··· Listed records
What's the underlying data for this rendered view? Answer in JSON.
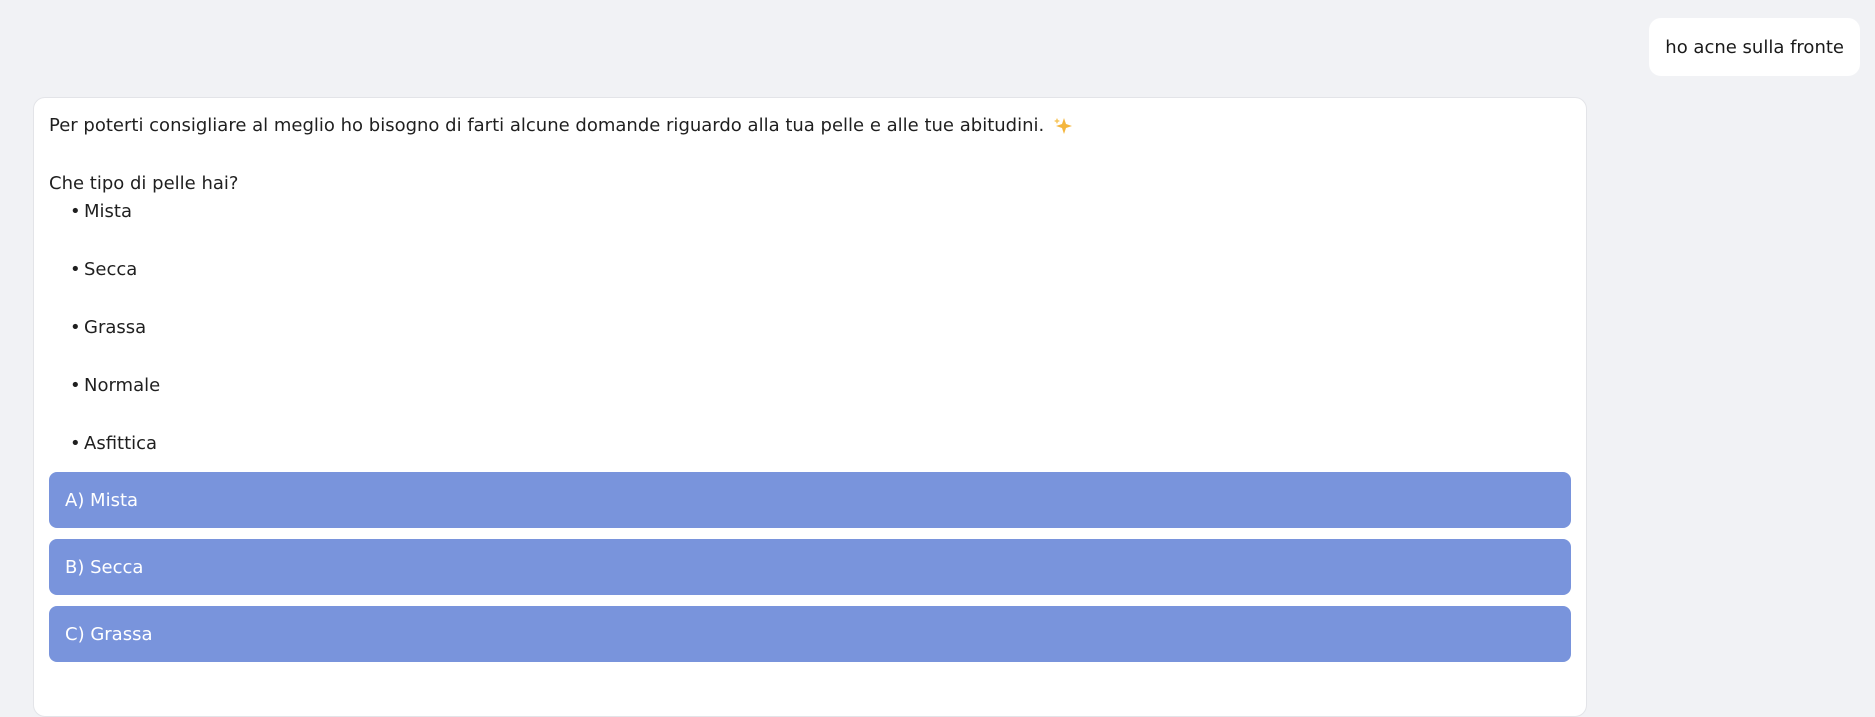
{
  "user_message": "ho acne sulla fronte",
  "assistant": {
    "intro": "Per poterti consigliare al meglio ho bisogno di farti alcune domande riguardo alla tua pelle e alle tue abitudini.",
    "intro_icon": "sparkles-icon",
    "question": "Che tipo di pelle hai?",
    "options": [
      "Mista",
      "Secca",
      "Grassa",
      "Normale",
      "Asfittica"
    ],
    "buttons": [
      "A) Mista",
      "B) Secca",
      "C) Grassa"
    ]
  },
  "colors": {
    "background": "#f1f2f5",
    "card": "#ffffff",
    "choice_button": "#7994dc",
    "sparkle": "#f4b63e"
  }
}
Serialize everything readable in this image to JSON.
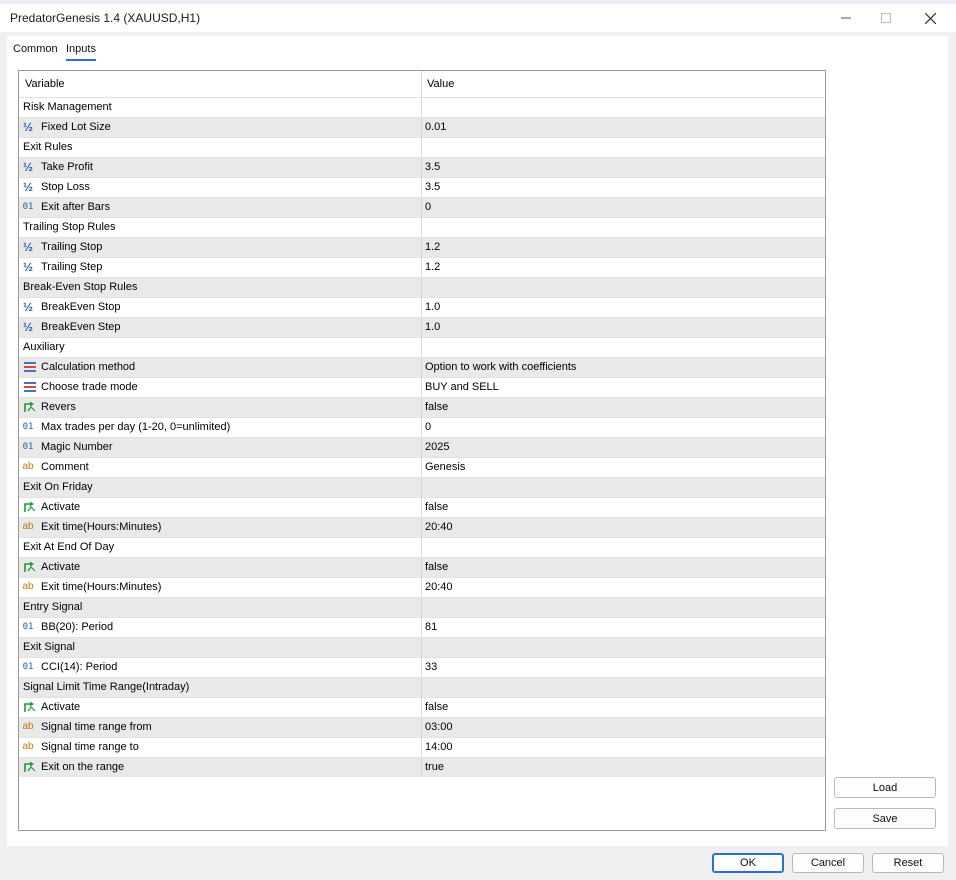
{
  "window": {
    "title": "PredatorGenesis 1.4 (XAUUSD,H1)"
  },
  "tabs": [
    {
      "label": "Common"
    },
    {
      "label": "Inputs"
    }
  ],
  "grid": {
    "header": {
      "variable": "Variable",
      "value": "Value"
    },
    "rows": [
      {
        "name": "Risk Management",
        "value": "",
        "icon": ""
      },
      {
        "name": "Fixed Lot Size",
        "value": "0.01",
        "icon": "double-icon"
      },
      {
        "name": "Exit Rules",
        "value": "",
        "icon": ""
      },
      {
        "name": "Take Profit",
        "value": "3.5",
        "icon": "double-icon"
      },
      {
        "name": "Stop Loss",
        "value": "3.5",
        "icon": "double-icon"
      },
      {
        "name": "Exit after Bars",
        "value": "0",
        "icon": "integer-icon"
      },
      {
        "name": "Trailing Stop Rules",
        "value": "",
        "icon": ""
      },
      {
        "name": "Trailing Stop",
        "value": "1.2",
        "icon": "double-icon"
      },
      {
        "name": "Trailing Step",
        "value": "1.2",
        "icon": "double-icon"
      },
      {
        "name": "Break-Even Stop Rules",
        "value": "",
        "icon": ""
      },
      {
        "name": "BreakEven Stop",
        "value": "1.0",
        "icon": "double-icon"
      },
      {
        "name": "BreakEven Step",
        "value": "1.0",
        "icon": "double-icon"
      },
      {
        "name": "Auxiliary",
        "value": "",
        "icon": ""
      },
      {
        "name": "Calculation method",
        "value": "Option to work with coefficients",
        "icon": "enum-icon"
      },
      {
        "name": "Choose trade mode",
        "value": "BUY and SELL",
        "icon": "enum-icon"
      },
      {
        "name": "Revers",
        "value": "false",
        "icon": "bool-icon"
      },
      {
        "name": "Max trades per day (1-20, 0=unlimited)",
        "value": "0",
        "icon": "integer-icon"
      },
      {
        "name": "Magic Number",
        "value": "2025",
        "icon": "integer-icon"
      },
      {
        "name": "Comment",
        "value": "Genesis",
        "icon": "string-icon"
      },
      {
        "name": "Exit On Friday",
        "value": "",
        "icon": ""
      },
      {
        "name": "Activate",
        "value": "false",
        "icon": "bool-icon"
      },
      {
        "name": "Exit time(Hours:Minutes)",
        "value": "20:40",
        "icon": "string-icon"
      },
      {
        "name": "Exit At End Of Day",
        "value": "",
        "icon": ""
      },
      {
        "name": "Activate",
        "value": "false",
        "icon": "bool-icon"
      },
      {
        "name": "Exit time(Hours:Minutes)",
        "value": "20:40",
        "icon": "string-icon"
      },
      {
        "name": "Entry Signal",
        "value": "",
        "icon": ""
      },
      {
        "name": "BB(20):   Period",
        "value": "81",
        "icon": "integer-icon"
      },
      {
        "name": "Exit Signal",
        "value": "",
        "icon": ""
      },
      {
        "name": "CCI(14):  Period",
        "value": "33",
        "icon": "integer-icon"
      },
      {
        "name": "Signal Limit Time Range(Intraday)",
        "value": "",
        "icon": ""
      },
      {
        "name": "Activate",
        "value": "false",
        "icon": "bool-icon"
      },
      {
        "name": "Signal time range from",
        "value": "03:00",
        "icon": "string-icon"
      },
      {
        "name": "Signal time range to",
        "value": "14:00",
        "icon": "string-icon"
      },
      {
        "name": "Exit on the range",
        "value": "true",
        "icon": "bool-icon"
      }
    ]
  },
  "side_buttons": {
    "load": "Load",
    "save": "Save"
  },
  "buttons": {
    "ok": "OK",
    "cancel": "Cancel",
    "reset": "Reset"
  }
}
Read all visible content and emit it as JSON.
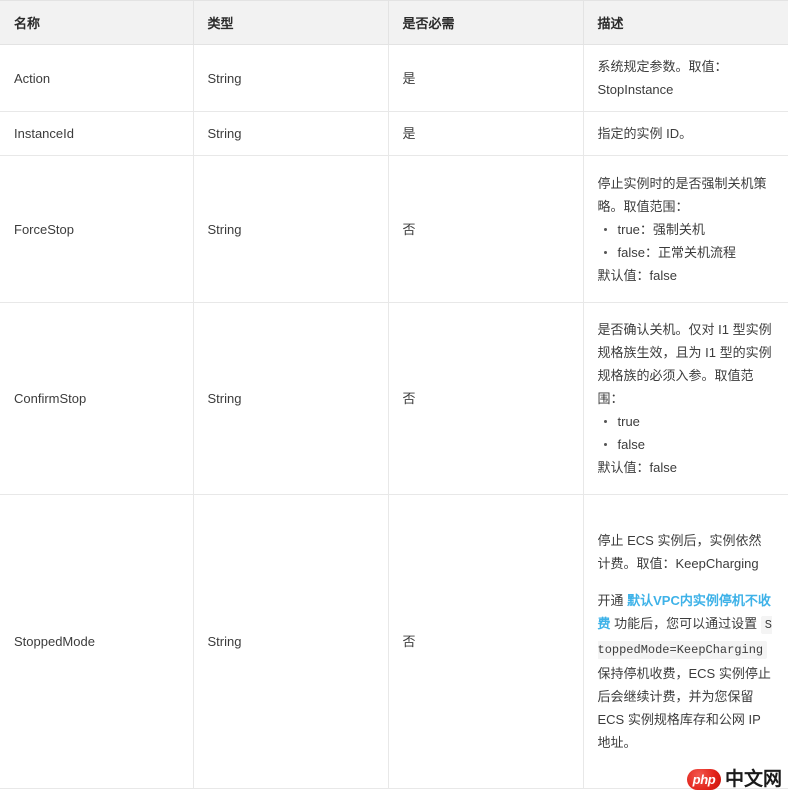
{
  "table": {
    "headers": [
      {
        "label": "名称"
      },
      {
        "label": "类型"
      },
      {
        "label": "是否必需"
      },
      {
        "label": "描述"
      }
    ],
    "rows": [
      {
        "name": "Action",
        "type": "String",
        "required": "是",
        "desc": {
          "p1": "系统规定参数。取值：StopInstance"
        }
      },
      {
        "name": "InstanceId",
        "type": "String",
        "required": "是",
        "desc": {
          "p1": "指定的实例 ID。"
        }
      },
      {
        "name": "ForceStop",
        "type": "String",
        "required": "否",
        "desc": {
          "p1": "停止实例时的是否强制关机策略。取值范围：",
          "items": [
            "true：强制关机",
            "false：正常关机流程"
          ],
          "p2": "默认值：false"
        }
      },
      {
        "name": "ConfirmStop",
        "type": "String",
        "required": "否",
        "desc": {
          "p1": "是否确认关机。仅对 I1 型实例规格族生效，且为 I1 型的实例规格族的必须入参。取值范围：",
          "items": [
            "true",
            "false"
          ],
          "p2": "默认值：false"
        }
      },
      {
        "name": "StoppedMode",
        "type": "String",
        "required": "否",
        "desc": {
          "p1": "停止 ECS 实例后，实例依然计费。取值：KeepCharging",
          "p2_before_link": "开通 ",
          "link_text": "默认VPC内实例停机不收费",
          "p2_after_link": " 功能后，您可以通过设置 ",
          "code": "StoppedMode=KeepCharging",
          "p2_after_code": " 保持停机收费，ECS 实例停止后会继续计费，并为您保留 ECS 实例规格库存和公网 IP 地址。"
        }
      }
    ]
  },
  "watermark": {
    "badge": "php",
    "text": "中文网"
  },
  "colors": {
    "link": "#3eb2e8",
    "header_bg": "#f2f2f2",
    "border": "#e8e8e8",
    "code_bg": "#f4f4f4",
    "text": "#3c3c3c",
    "watermark_red": "#e2231a"
  }
}
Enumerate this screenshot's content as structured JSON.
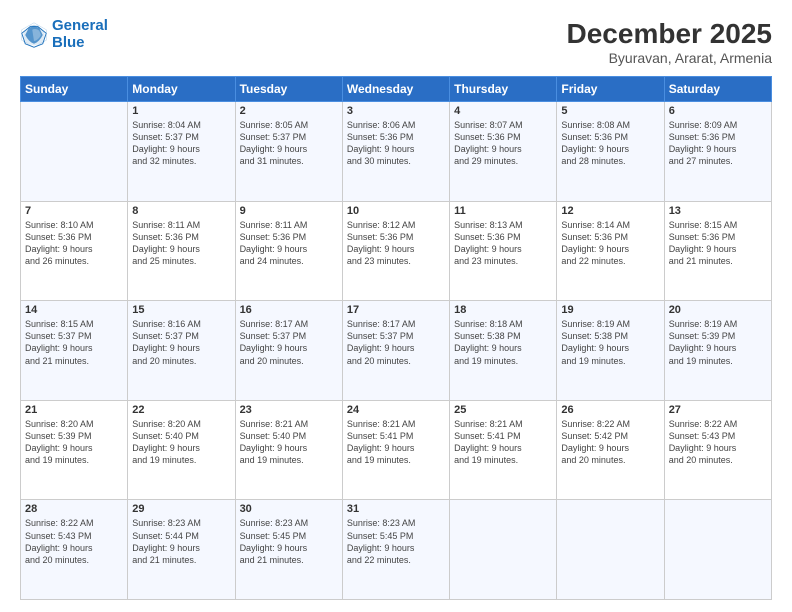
{
  "logo": {
    "line1": "General",
    "line2": "Blue"
  },
  "title": "December 2025",
  "subtitle": "Byuravan, Ararat, Armenia",
  "header_days": [
    "Sunday",
    "Monday",
    "Tuesday",
    "Wednesday",
    "Thursday",
    "Friday",
    "Saturday"
  ],
  "weeks": [
    [
      {
        "day": "",
        "info": ""
      },
      {
        "day": "1",
        "info": "Sunrise: 8:04 AM\nSunset: 5:37 PM\nDaylight: 9 hours\nand 32 minutes."
      },
      {
        "day": "2",
        "info": "Sunrise: 8:05 AM\nSunset: 5:37 PM\nDaylight: 9 hours\nand 31 minutes."
      },
      {
        "day": "3",
        "info": "Sunrise: 8:06 AM\nSunset: 5:36 PM\nDaylight: 9 hours\nand 30 minutes."
      },
      {
        "day": "4",
        "info": "Sunrise: 8:07 AM\nSunset: 5:36 PM\nDaylight: 9 hours\nand 29 minutes."
      },
      {
        "day": "5",
        "info": "Sunrise: 8:08 AM\nSunset: 5:36 PM\nDaylight: 9 hours\nand 28 minutes."
      },
      {
        "day": "6",
        "info": "Sunrise: 8:09 AM\nSunset: 5:36 PM\nDaylight: 9 hours\nand 27 minutes."
      }
    ],
    [
      {
        "day": "7",
        "info": "Sunrise: 8:10 AM\nSunset: 5:36 PM\nDaylight: 9 hours\nand 26 minutes."
      },
      {
        "day": "8",
        "info": "Sunrise: 8:11 AM\nSunset: 5:36 PM\nDaylight: 9 hours\nand 25 minutes."
      },
      {
        "day": "9",
        "info": "Sunrise: 8:11 AM\nSunset: 5:36 PM\nDaylight: 9 hours\nand 24 minutes."
      },
      {
        "day": "10",
        "info": "Sunrise: 8:12 AM\nSunset: 5:36 PM\nDaylight: 9 hours\nand 23 minutes."
      },
      {
        "day": "11",
        "info": "Sunrise: 8:13 AM\nSunset: 5:36 PM\nDaylight: 9 hours\nand 23 minutes."
      },
      {
        "day": "12",
        "info": "Sunrise: 8:14 AM\nSunset: 5:36 PM\nDaylight: 9 hours\nand 22 minutes."
      },
      {
        "day": "13",
        "info": "Sunrise: 8:15 AM\nSunset: 5:36 PM\nDaylight: 9 hours\nand 21 minutes."
      }
    ],
    [
      {
        "day": "14",
        "info": "Sunrise: 8:15 AM\nSunset: 5:37 PM\nDaylight: 9 hours\nand 21 minutes."
      },
      {
        "day": "15",
        "info": "Sunrise: 8:16 AM\nSunset: 5:37 PM\nDaylight: 9 hours\nand 20 minutes."
      },
      {
        "day": "16",
        "info": "Sunrise: 8:17 AM\nSunset: 5:37 PM\nDaylight: 9 hours\nand 20 minutes."
      },
      {
        "day": "17",
        "info": "Sunrise: 8:17 AM\nSunset: 5:37 PM\nDaylight: 9 hours\nand 20 minutes."
      },
      {
        "day": "18",
        "info": "Sunrise: 8:18 AM\nSunset: 5:38 PM\nDaylight: 9 hours\nand 19 minutes."
      },
      {
        "day": "19",
        "info": "Sunrise: 8:19 AM\nSunset: 5:38 PM\nDaylight: 9 hours\nand 19 minutes."
      },
      {
        "day": "20",
        "info": "Sunrise: 8:19 AM\nSunset: 5:39 PM\nDaylight: 9 hours\nand 19 minutes."
      }
    ],
    [
      {
        "day": "21",
        "info": "Sunrise: 8:20 AM\nSunset: 5:39 PM\nDaylight: 9 hours\nand 19 minutes."
      },
      {
        "day": "22",
        "info": "Sunrise: 8:20 AM\nSunset: 5:40 PM\nDaylight: 9 hours\nand 19 minutes."
      },
      {
        "day": "23",
        "info": "Sunrise: 8:21 AM\nSunset: 5:40 PM\nDaylight: 9 hours\nand 19 minutes."
      },
      {
        "day": "24",
        "info": "Sunrise: 8:21 AM\nSunset: 5:41 PM\nDaylight: 9 hours\nand 19 minutes."
      },
      {
        "day": "25",
        "info": "Sunrise: 8:21 AM\nSunset: 5:41 PM\nDaylight: 9 hours\nand 19 minutes."
      },
      {
        "day": "26",
        "info": "Sunrise: 8:22 AM\nSunset: 5:42 PM\nDaylight: 9 hours\nand 20 minutes."
      },
      {
        "day": "27",
        "info": "Sunrise: 8:22 AM\nSunset: 5:43 PM\nDaylight: 9 hours\nand 20 minutes."
      }
    ],
    [
      {
        "day": "28",
        "info": "Sunrise: 8:22 AM\nSunset: 5:43 PM\nDaylight: 9 hours\nand 20 minutes."
      },
      {
        "day": "29",
        "info": "Sunrise: 8:23 AM\nSunset: 5:44 PM\nDaylight: 9 hours\nand 21 minutes."
      },
      {
        "day": "30",
        "info": "Sunrise: 8:23 AM\nSunset: 5:45 PM\nDaylight: 9 hours\nand 21 minutes."
      },
      {
        "day": "31",
        "info": "Sunrise: 8:23 AM\nSunset: 5:45 PM\nDaylight: 9 hours\nand 22 minutes."
      },
      {
        "day": "",
        "info": ""
      },
      {
        "day": "",
        "info": ""
      },
      {
        "day": "",
        "info": ""
      }
    ]
  ]
}
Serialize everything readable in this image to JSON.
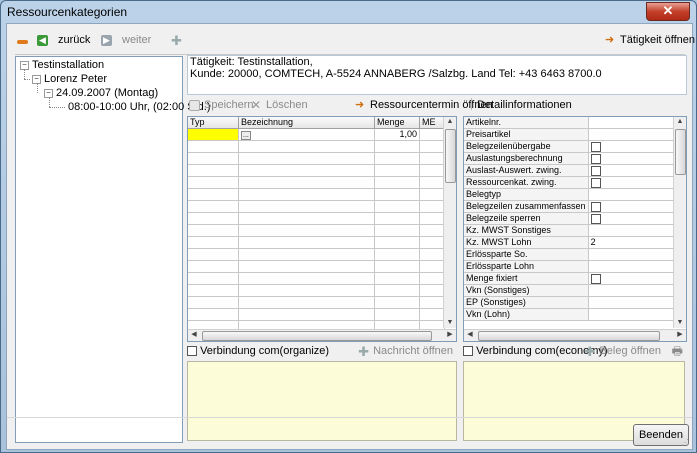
{
  "window": {
    "title": "Ressourcenkategorien",
    "close_symbol": "✕"
  },
  "toolbar": {
    "back_label": "zurück",
    "forward_label": "weiter",
    "open_activity_label": "Tätigkeit öffnen"
  },
  "tree": {
    "root": "Testinstallation",
    "person": "Lorenz Peter",
    "date": "24.09.2007 (Montag)",
    "slot": "08:00-10:00 Uhr, (02:00 Std.)"
  },
  "activity_info": {
    "line1": "Tätigkeit: Testinstallation,",
    "line2": "Kunde: 20000, COMTECH, A-5524 ANNABERG /Salzbg. Land Tel: +43 6463 8700.0"
  },
  "actions": {
    "save_label": "Speichern",
    "delete_label": "Löschen",
    "open_resource_appointment_label": "Ressourcentermin öffnen",
    "detail_info_label": "Detailinformationen"
  },
  "items_grid": {
    "columns": [
      "Typ",
      "Bezeichnung",
      "Menge",
      "ME"
    ],
    "rows": [
      {
        "typ": "",
        "bezeichnung": "...",
        "menge": "1,00",
        "me": ""
      }
    ]
  },
  "details": {
    "rows": [
      {
        "label": "Artikelnr.",
        "value": "",
        "checkbox": false
      },
      {
        "label": "Preisartikel",
        "value": "",
        "checkbox": false
      },
      {
        "label": "Belegzeilenübergabe",
        "value": "",
        "checkbox": true
      },
      {
        "label": "Auslastungsberechnung",
        "value": "",
        "checkbox": true
      },
      {
        "label": "Auslast-Auswert. zwing.",
        "value": "",
        "checkbox": true
      },
      {
        "label": "Ressourcenkat. zwing.",
        "value": "",
        "checkbox": true
      },
      {
        "label": "Belegtyp",
        "value": "",
        "checkbox": false
      },
      {
        "label": "Belegzeilen zusammenfassen",
        "value": "",
        "checkbox": true
      },
      {
        "label": "Belegzeile sperren",
        "value": "",
        "checkbox": true
      },
      {
        "label": "Kz. MWST Sonstiges",
        "value": "",
        "checkbox": false
      },
      {
        "label": "Kz. MWST Lohn",
        "value": "2",
        "checkbox": false
      },
      {
        "label": "Erlössparte So.",
        "value": "",
        "checkbox": false
      },
      {
        "label": "Erlössparte Lohn",
        "value": "",
        "checkbox": false
      },
      {
        "label": "Menge fixiert",
        "value": "",
        "checkbox": true
      },
      {
        "label": "Vkn (Sonstiges)",
        "value": "",
        "checkbox": false
      },
      {
        "label": "EP (Sonstiges)",
        "value": "",
        "checkbox": false
      },
      {
        "label": "Vkn (Lohn)",
        "value": "",
        "checkbox": false
      }
    ]
  },
  "organize_panel": {
    "checkbox_label": "Verbindung com(organize)",
    "open_message_label": "Nachricht öffnen"
  },
  "economy_panel": {
    "checkbox_label": "Verbindung com(economy)",
    "open_document_label": "Beleg öffnen"
  },
  "footer": {
    "close_button_label": "Beenden"
  }
}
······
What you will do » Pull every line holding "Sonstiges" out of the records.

Written answer »
        "label": "Kz. MWST Sonstiges",
        "label": "Vkn (Sonstiges)",
        "label": "EP (Sonstiges)",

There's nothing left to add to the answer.